**RECORDED INFORMATION**
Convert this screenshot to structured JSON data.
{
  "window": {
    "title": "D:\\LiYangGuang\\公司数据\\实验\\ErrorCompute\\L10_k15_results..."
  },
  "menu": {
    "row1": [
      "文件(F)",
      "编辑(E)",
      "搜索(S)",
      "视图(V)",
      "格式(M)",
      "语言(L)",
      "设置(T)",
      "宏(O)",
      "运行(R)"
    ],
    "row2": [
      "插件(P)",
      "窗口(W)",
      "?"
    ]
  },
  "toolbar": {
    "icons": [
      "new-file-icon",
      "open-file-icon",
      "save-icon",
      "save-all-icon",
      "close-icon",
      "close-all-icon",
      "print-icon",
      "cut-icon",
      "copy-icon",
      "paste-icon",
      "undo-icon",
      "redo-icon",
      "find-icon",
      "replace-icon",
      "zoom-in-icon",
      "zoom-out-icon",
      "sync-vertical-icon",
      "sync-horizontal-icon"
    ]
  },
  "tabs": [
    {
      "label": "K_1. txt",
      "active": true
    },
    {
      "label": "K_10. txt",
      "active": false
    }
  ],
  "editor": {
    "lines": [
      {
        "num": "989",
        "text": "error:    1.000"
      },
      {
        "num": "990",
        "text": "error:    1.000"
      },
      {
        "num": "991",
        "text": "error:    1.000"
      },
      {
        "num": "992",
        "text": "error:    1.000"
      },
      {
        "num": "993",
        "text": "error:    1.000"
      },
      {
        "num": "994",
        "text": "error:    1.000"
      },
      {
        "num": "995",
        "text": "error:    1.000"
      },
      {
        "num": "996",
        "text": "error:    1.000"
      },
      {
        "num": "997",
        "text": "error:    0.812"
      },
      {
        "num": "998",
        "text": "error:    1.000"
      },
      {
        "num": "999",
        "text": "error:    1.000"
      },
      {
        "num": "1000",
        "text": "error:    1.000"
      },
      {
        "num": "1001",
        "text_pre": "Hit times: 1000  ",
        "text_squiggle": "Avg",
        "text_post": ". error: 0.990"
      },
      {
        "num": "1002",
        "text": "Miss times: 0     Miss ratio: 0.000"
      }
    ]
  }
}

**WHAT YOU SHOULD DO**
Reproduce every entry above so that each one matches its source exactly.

**RESPONSE AREA**
Convert this screenshot to structured JSON data.
{
  "window": {
    "title": "D:\\LiYangGuang\\公司数据\\实验\\ErrorCompute\\L10_k15_results..."
  },
  "menu": {
    "row1": [
      "文件(F)",
      "编辑(E)",
      "搜索(S)",
      "视图(V)",
      "格式(M)",
      "语言(L)",
      "设置(T)",
      "宏(O)",
      "运行(R)"
    ],
    "row2": [
      "插件(P)",
      "窗口(W)",
      "?"
    ]
  },
  "toolbar": {
    "icons": [
      "new-file-icon",
      "open-file-icon",
      "save-icon",
      "save-all-icon",
      "close-icon",
      "close-all-icon",
      "print-icon",
      "cut-icon",
      "copy-icon",
      "paste-icon",
      "undo-icon",
      "redo-icon",
      "find-icon",
      "replace-icon",
      "zoom-in-icon",
      "zoom-out-icon",
      "sync-vertical-icon",
      "sync-horizontal-icon"
    ]
  },
  "tabs": [
    {
      "label": "K_1. txt",
      "active": true
    },
    {
      "label": "K_10. txt",
      "active": false
    }
  ],
  "editor": {
    "lines": [
      {
        "num": "989",
        "text": "error:    1.000"
      },
      {
        "num": "990",
        "text": "error:    1.000"
      },
      {
        "num": "991",
        "text": "error:    1.000"
      },
      {
        "num": "992",
        "text": "error:    1.000"
      },
      {
        "num": "993",
        "text": "error:    1.000"
      },
      {
        "num": "994",
        "text": "error:    1.000"
      },
      {
        "num": "995",
        "text": "error:    1.000"
      },
      {
        "num": "996",
        "text": "error:    1.000"
      },
      {
        "num": "997",
        "text": "error:    0.812"
      },
      {
        "num": "998",
        "text": "error:    1.000"
      },
      {
        "num": "999",
        "text": "error:    1.000"
      },
      {
        "num": "1000",
        "text": "error:    1.000"
      },
      {
        "num": "1001",
        "text_pre": "Hit times: 1000  ",
        "text_squiggle": "Avg",
        "text_post": ". error: 0.990"
      },
      {
        "num": "1002",
        "text": "Miss times: 0     Miss ratio: 0.000"
      }
    ]
  }
}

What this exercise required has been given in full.